"We should go forth on the shortest walk, perchance, in the spirit of undying adventure, never to return—prepared to send back our embalmed hearts only as relics to our desolate kingdoms. If you are ready to leave father and mother, and brother and sister, and wife and child and friends, and never see them again—if you have paid your debts, and made your will, and settled all your affairs, and are a free man—then you are ready for a walk.       

"I love even to see the domestic animals reassert their native rights—any evidence that they have not wholly lost their original wild habits and vigor; as when my neighbor's cow breaks out of her pasture early in the spring and boldly swims the river, a cold, gray tide, twenty-five or thirty rods wide, swollen by the melted snow. It is the buffalo crossing the Mississippi".

"At present, in this vicinity, the best part of the land is not private property; the landscape is not owned, and the walker enjoys comparative freedom. But possibly the day will come when it will be partitioned off into so-called pleasure-grounds, in which a few will take a narrow and exclusive pleasure only—when fences shall be multiplied, and man-traps and other engines invented to confine men to the PUBLIC road, and walking over the surfarce of God's earth shall be construed to mean trespassing on some gentleman's grounds".

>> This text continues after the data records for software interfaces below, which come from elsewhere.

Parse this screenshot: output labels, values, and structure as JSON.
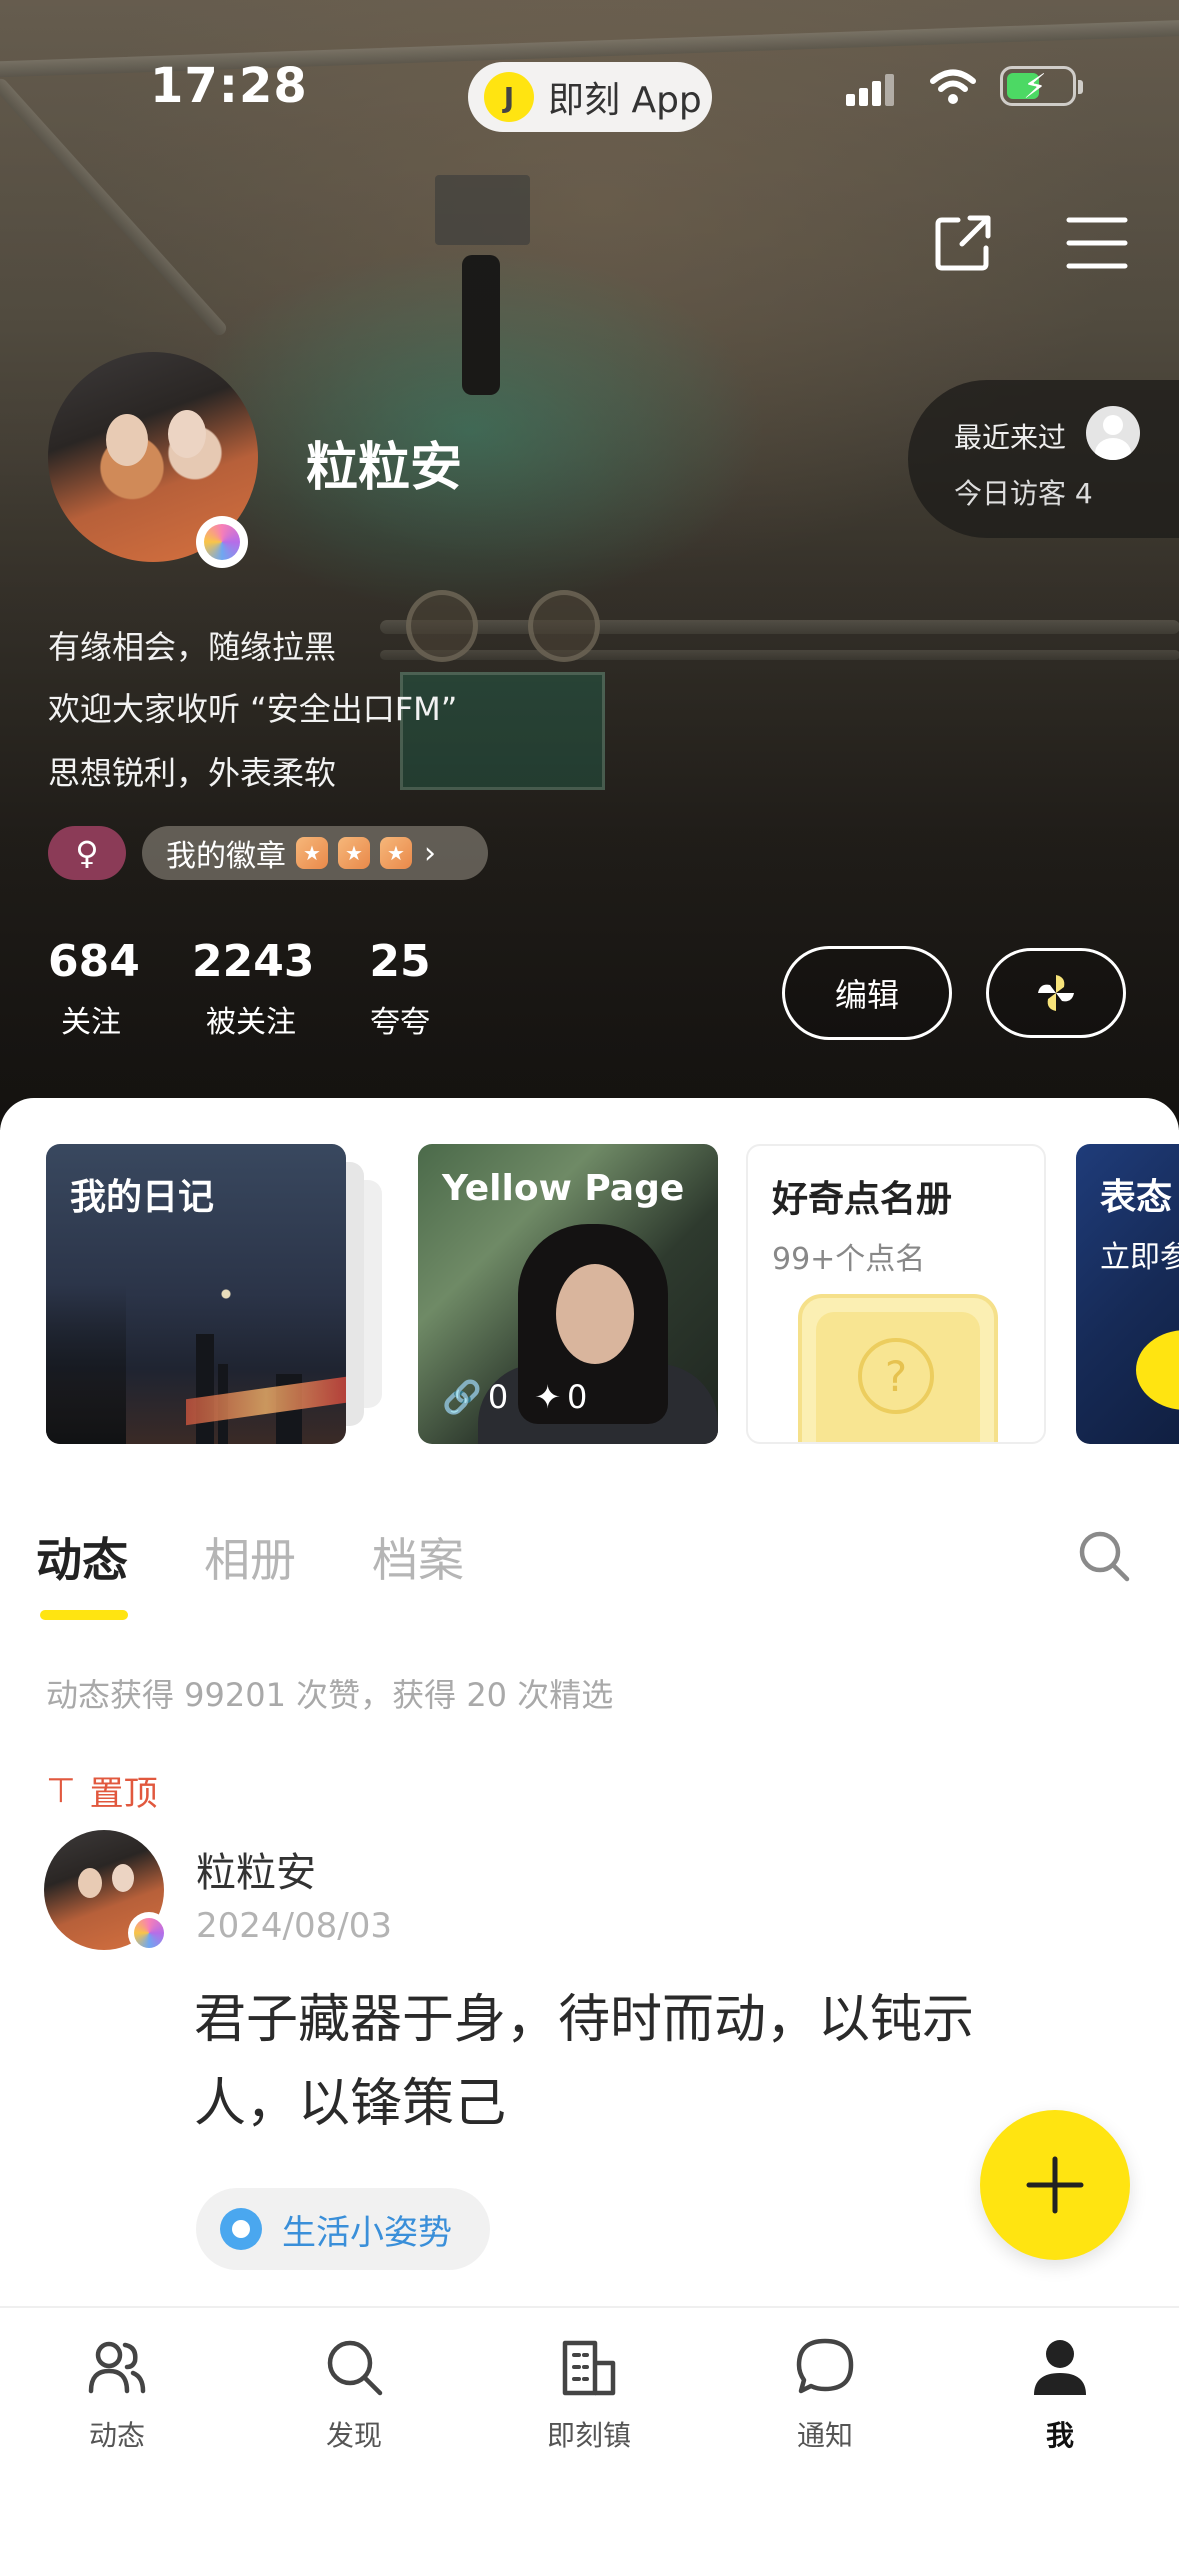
{
  "status_bar": {
    "time": "17:28",
    "app_pill_label": "即刻 App",
    "app_pill_logo": "J"
  },
  "profile": {
    "nickname": "粒粒安",
    "bio": [
      "有缘相会，随缘拉黑",
      "欢迎大家收听 “安全出口FM”",
      "思想锐利，外表柔软"
    ],
    "gender_symbol": "♀",
    "badges_label": "我的徽章",
    "visitors": {
      "recent_label": "最近来过",
      "today_label": "今日访客 4"
    },
    "stats": [
      {
        "value": "684",
        "label": "关注"
      },
      {
        "value": "2243",
        "label": "被关注"
      },
      {
        "value": "25",
        "label": "夸夸"
      }
    ],
    "edit_label": "编辑"
  },
  "cards": {
    "diary": {
      "title": "我的日记"
    },
    "yellow_page": {
      "title": "Yellow Page",
      "links": "0",
      "stars": "0"
    },
    "curiosity": {
      "title": "好奇点名册",
      "subtitle": "99+个点名"
    },
    "biaotai": {
      "title": "表态",
      "subtitle": "立即参"
    }
  },
  "tabs": [
    {
      "label": "动态",
      "active": true
    },
    {
      "label": "相册",
      "active": false
    },
    {
      "label": "档案",
      "active": false
    }
  ],
  "feed": {
    "summary": "动态获得 99201 次赞，获得 20 次精选",
    "pinned_label": "置顶",
    "post": {
      "author": "粒粒安",
      "date": "2024/08/03",
      "text": "君子藏器于身，待时而动，以钝示人，以锋策己",
      "topic": "生活小姿势"
    }
  },
  "bottom_nav": [
    {
      "label": "动态",
      "icon": "people-icon"
    },
    {
      "label": "发现",
      "icon": "search-icon"
    },
    {
      "label": "即刻镇",
      "icon": "town-icon"
    },
    {
      "label": "通知",
      "icon": "chat-bubble-icon"
    },
    {
      "label": "我",
      "icon": "person-icon",
      "active": true
    }
  ],
  "colors": {
    "accent_yellow": "#ffe411",
    "pinned_red": "#e1583e",
    "topic_blue": "#3a8fd9",
    "gender_tag": "#8b3b57"
  }
}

I enjoyed Walking and underlined quite a few passages as I read through the book.  Henry David Thoreau (1817-1862) is remarkably relevant today.  He was a writer, an abolitionist, a naturalist, a philosopher and as has been pointed out his one room cabin on Walden Pond could be considered the forerunner of the tiny house movement.  I recommend Walking and I am definitely planning to give Thoreau's great classic Walden a try.